An Exclusive The Weekly Anthropocene Interview, now republished
A very good post featuring one of the substack authors I follow, who (I didn't know) shares a liking for Lois McMaster Bujold stories. He seems to share my view that the principle action should be building a sufficient abundance of clean energy, that relying on concerned people to change their lifestyles just won't do it. (We wouldn't tell people invaders rolling down their streets aren't real because they are calling for nationwide, professionally led responses rather than engaging in ineffective personal sacrifices.)
When all our primary energy is zero emissions then everything we do with it will have very low emissions - even extravagant wastefulness by people who don't care.
re Hydrogen, water vapor and greenhouse implications - seems clear that humans adding water vapor isn't causing global warming or else burning fossil fuels would have to be counted as a major source, from water content in coal, water as a combustion product of gas and oil (a regular car makes as much water vapor as an equivalent Hydrogen one), from power plant cooling towers and ponds and from the use of irrigation. But leaked Hydrogen significantly affects the breakdown of atmospheric methane, making it persist longer, so there is some global warming from Hydrogen use. Boiling off some to keep storage temperatures down for transport therefore doesn't sound wise.

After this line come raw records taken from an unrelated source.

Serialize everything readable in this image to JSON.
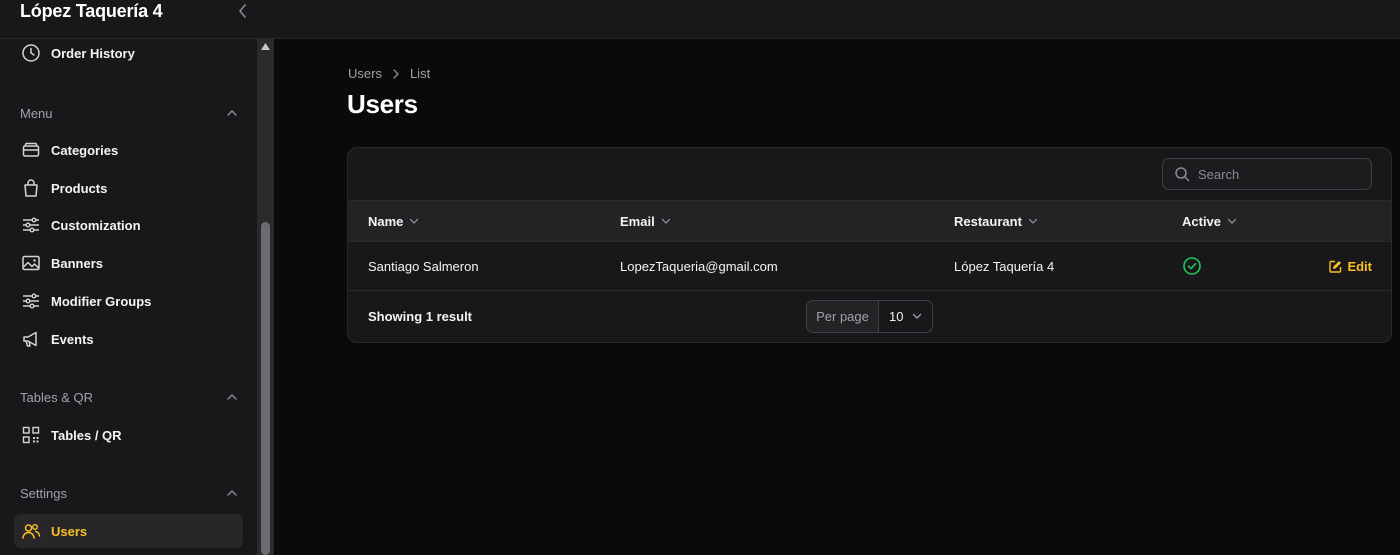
{
  "app": {
    "brand": "López Taquería 4"
  },
  "sidebar": {
    "top_items": [
      {
        "label": "Order History",
        "icon": "clock-icon"
      }
    ],
    "groups": [
      {
        "label": "Menu",
        "items": [
          {
            "label": "Categories",
            "icon": "box-icon"
          },
          {
            "label": "Products",
            "icon": "shopping-bag-icon"
          },
          {
            "label": "Customization",
            "icon": "sliders-icon"
          },
          {
            "label": "Banners",
            "icon": "image-icon"
          },
          {
            "label": "Modifier Groups",
            "icon": "sliders-icon"
          },
          {
            "label": "Events",
            "icon": "megaphone-icon"
          }
        ]
      },
      {
        "label": "Tables & QR",
        "items": [
          {
            "label": "Tables / QR",
            "icon": "qr-code-icon"
          }
        ]
      },
      {
        "label": "Settings",
        "items": [
          {
            "label": "Users",
            "icon": "users-icon",
            "active": true
          }
        ]
      }
    ]
  },
  "breadcrumb": [
    "Users",
    "List"
  ],
  "page_title": "Users",
  "table": {
    "search_placeholder": "Search",
    "columns": [
      "Name",
      "Email",
      "Restaurant",
      "Active"
    ],
    "rows": [
      {
        "name": "Santiago Salmeron",
        "email": "LopezTaqueria@gmail.com",
        "restaurant": "López Taquería 4",
        "active": true,
        "action": "Edit"
      }
    ],
    "result_text": "Showing 1 result",
    "per_page_label": "Per page",
    "per_page_value": "10"
  },
  "colors": {
    "accent": "#fbbf24",
    "success": "#22c55e",
    "background": "#0a0a0b",
    "surface": "#18181b"
  }
}
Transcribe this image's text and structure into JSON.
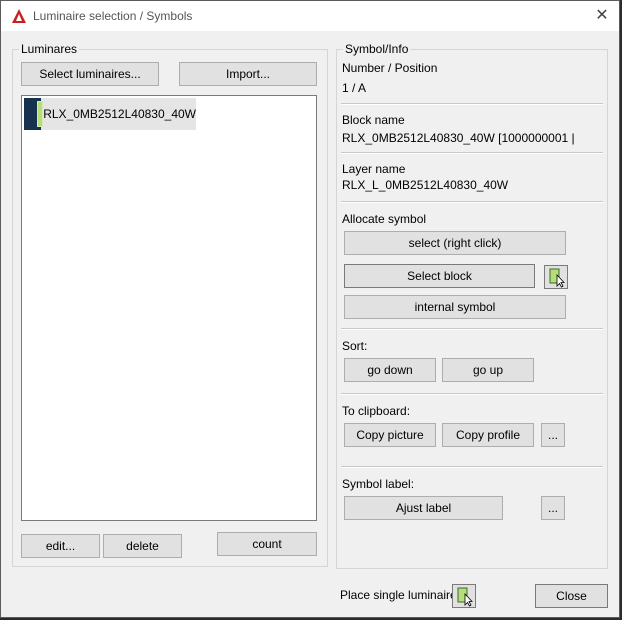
{
  "window": {
    "title": "Luminaire selection / Symbols",
    "close_glyph": "✕"
  },
  "luminaires": {
    "group_title": "Luminares",
    "select_button": "Select luminaires...",
    "import_button": "Import...",
    "items": [
      {
        "label": "RLX_0MB2512L40830_40W",
        "icon": "luminaire-icon"
      }
    ],
    "edit_button": "edit...",
    "delete_button": "delete",
    "count_button": "count"
  },
  "symbol_info": {
    "group_title": "Symbol/Info",
    "number_label": "Number / Position",
    "number_value": "1 / A",
    "block_name_label": "Block name",
    "block_name_value": "RLX_0MB2512L40830_40W [1000000001 |",
    "layer_name_label": "Layer name",
    "layer_name_value": "RLX_L_0MB2512L40830_40W",
    "allocate_label": "Allocate symbol",
    "select_right_click": "select (right click)",
    "select_block": "Select block",
    "internal_symbol": "internal symbol",
    "sort_label": "Sort:",
    "go_down": "go down",
    "go_up": "go up",
    "clipboard_label": "To clipboard:",
    "copy_picture": "Copy picture",
    "copy_profile": "Copy profile",
    "ellipsis": "...",
    "symbol_label_label": "Symbol label:",
    "ajust_label": "Ajust label"
  },
  "footer": {
    "place_single_label": "Place single luminaire",
    "close_button": "Close"
  },
  "colors": {
    "accent_red": "#c8201e",
    "luminaire_blue": "#17324f",
    "luminaire_green": "#b5dd7a"
  }
}
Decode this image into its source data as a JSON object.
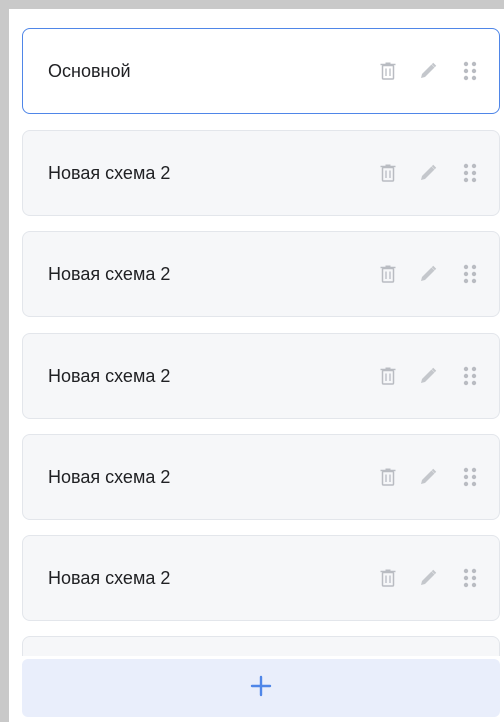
{
  "schemes": [
    {
      "label": "Основной",
      "selected": true
    },
    {
      "label": "Новая схема 2",
      "selected": false
    },
    {
      "label": "Новая схема 2",
      "selected": false
    },
    {
      "label": "Новая схема 2",
      "selected": false
    },
    {
      "label": "Новая схема 2",
      "selected": false
    },
    {
      "label": "Новая схема 2",
      "selected": false
    },
    {
      "label": "",
      "selected": false
    }
  ],
  "icons": {
    "delete": "trash-icon",
    "edit": "pencil-icon",
    "drag": "drag-handle-icon",
    "add": "plus-icon"
  },
  "colors": {
    "accent": "#4f86e8",
    "add_bar_bg": "#e9eefb",
    "item_bg": "#f6f7f9",
    "icon_gray": "#b9bcc2"
  }
}
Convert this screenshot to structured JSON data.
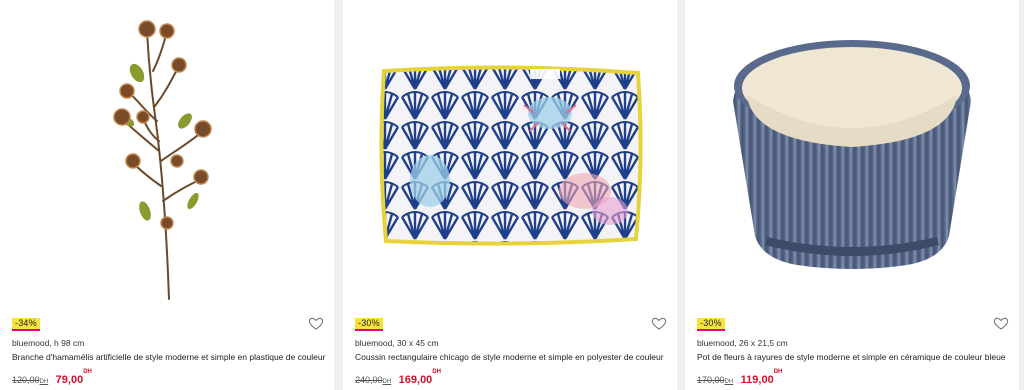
{
  "products": [
    {
      "badge": "-34%",
      "brand_line": "bluemood, h 98 cm",
      "title": "Branche d'hamamélis artificielle de style moderne et simple en plastique de couleur",
      "old_price": "120,00",
      "old_currency": "DH",
      "new_price": "79,00",
      "new_currency": "DH",
      "image": "artificial-witch-hazel-branch",
      "wishlist_icon": "heart-icon"
    },
    {
      "badge": "-30%",
      "brand_line": "bluemood, 30 x 45 cm",
      "title": "Coussin rectangulaire chicago de style moderne et simple en polyester de couleur",
      "old_price": "240,00",
      "old_currency": "DH",
      "new_price": "169,00",
      "new_currency": "DH",
      "image": "blue-patterned-cushion",
      "wishlist_icon": "heart-icon"
    },
    {
      "badge": "-30%",
      "brand_line": "bluemood, 26 x 21,5 cm",
      "title": "Pot de fleurs à rayures de style moderne et simple en céramique de couleur bleue",
      "old_price": "170,00",
      "old_currency": "DH",
      "new_price": "119,00",
      "new_currency": "DH",
      "image": "blue-ceramic-flower-pot",
      "wishlist_icon": "heart-icon"
    }
  ],
  "colors": {
    "badge_bg": "#f5e33b",
    "badge_underline": "#e6007e",
    "sale_price": "#d4102a"
  }
}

I do think Hydrogen best suits on-site industrial uses rather than as a transportable and/or transport fuel. On-site production and lower pressure storage seems to sidestep the difficulties that extreme pressure storage for transport impose. Not convinced it will work as a long term energy storage option for power plants - which may start as converted gas burners but, longer term, will work better with fuel cells - but would be pleased to be wrong. More district heating schemes, using borehole geothermal, seems a very efficient seasonal energy store and reduces a significant source of demand in cold Winter situations. My understanding is large buildings using borehole geothermal actually end up overheating the ground mass across multiple years if cooling isn't included.

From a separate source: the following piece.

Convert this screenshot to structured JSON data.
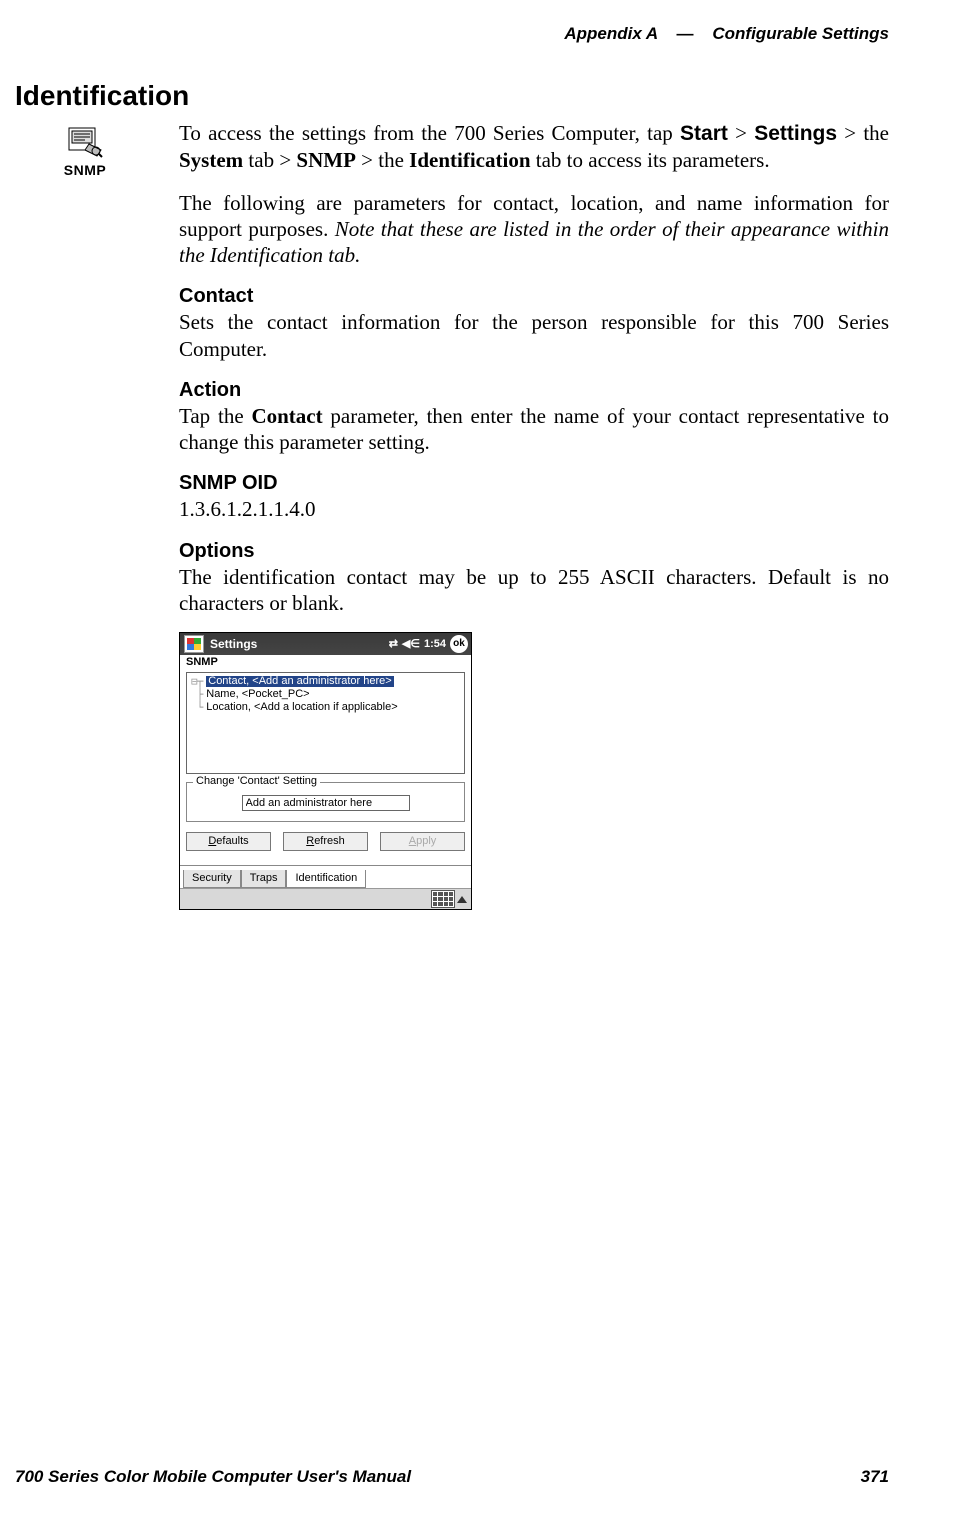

Australian, not American here, but I don't know that treating China as some kind of implacable enemy with which compromise isn't possible is the best approach and may be inclined to become a self fulfilling prophecy. Actual warfare seems to be a negative sum game for everyone, bystanders too. One thing to take military action against 3rd world nations for whom the USA is beyond reach but China? I am not really well informed enough to have insights or answers. But has anyone? I don't think China's growing economic and military power is something that outsiders can prevent - it isn't like it lacks economic demand of it's own to sustain it and it's contributions to science and R&D are becoming impressive. Preventing and suppressing that doesn't look like a step forward when global cooperation is so clearly essential.

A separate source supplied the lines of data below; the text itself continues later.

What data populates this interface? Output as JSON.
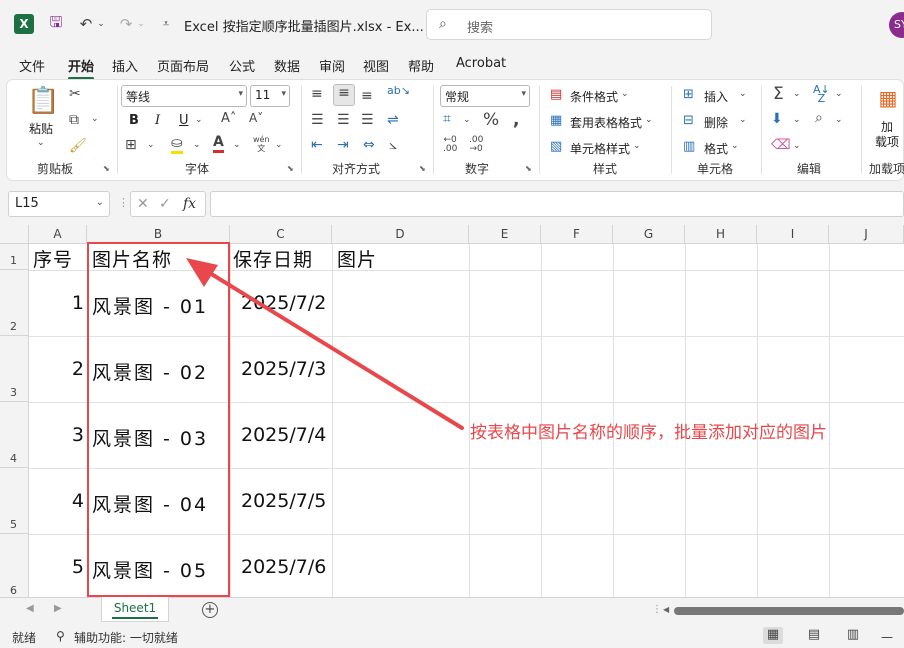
{
  "titlebar": {
    "doc_title": "Excel 按指定顺序批量插图片.xlsx  -  Ex...",
    "search_placeholder": "搜索",
    "avatar": "SY"
  },
  "menu": [
    "文件",
    "开始",
    "插入",
    "页面布局",
    "公式",
    "数据",
    "审阅",
    "视图",
    "帮助",
    "Acrobat"
  ],
  "ribbon": {
    "clipboard": {
      "paste": "粘贴",
      "label": "剪贴板"
    },
    "font": {
      "name": "等线",
      "size": "11",
      "bold": "B",
      "italic": "I",
      "underline": "U",
      "label": "字体",
      "wen": "wén\n文"
    },
    "alignment": {
      "label": "对齐方式"
    },
    "number": {
      "format": "常规",
      "label": "数字"
    },
    "styles": {
      "cond": "条件格式",
      "table": "套用表格格式",
      "cell": "单元格样式",
      "label": "样式"
    },
    "cells": {
      "insert": "插入",
      "delete": "删除",
      "format": "格式",
      "label": "单元格"
    },
    "editing": {
      "label": "编辑"
    },
    "addins": {
      "button": "加\n载项",
      "label": "加载项"
    }
  },
  "formula_bar": {
    "name_box": "L15",
    "fx": "fx",
    "content": ""
  },
  "columns": [
    "A",
    "B",
    "C",
    "D",
    "E",
    "F",
    "G",
    "H",
    "I",
    "J"
  ],
  "rows": [
    "1",
    "2",
    "3",
    "4",
    "5",
    "6"
  ],
  "sheet": {
    "headers": [
      "序号",
      "图片名称",
      "保存日期",
      "图片"
    ],
    "data": [
      {
        "no": "1",
        "name": "风景图 - 01",
        "date": "2025/7/2"
      },
      {
        "no": "2",
        "name": "风景图 - 02",
        "date": "2025/7/3"
      },
      {
        "no": "3",
        "name": "风景图 - 03",
        "date": "2025/7/4"
      },
      {
        "no": "4",
        "name": "风景图 - 04",
        "date": "2025/7/5"
      },
      {
        "no": "5",
        "name": "风景图 - 05",
        "date": "2025/7/6"
      }
    ]
  },
  "annotation": "按表格中图片名称的顺序，批量添加对应的图片",
  "tabs": {
    "sheet1": "Sheet1"
  },
  "status": {
    "ready": "就绪",
    "accessibility": "辅助功能: 一切就绪"
  },
  "colors": {
    "accent": "#1d7044",
    "annotation_red": "#e8474b",
    "avatar": "#8c2b8e"
  }
}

The end of Doubt, Deny, Delay politics - which has no redeeming features - seems essential to achieving the most we are capable of. As long as it persists as a populist alternative to facing up to difficult reality head on we will struggle.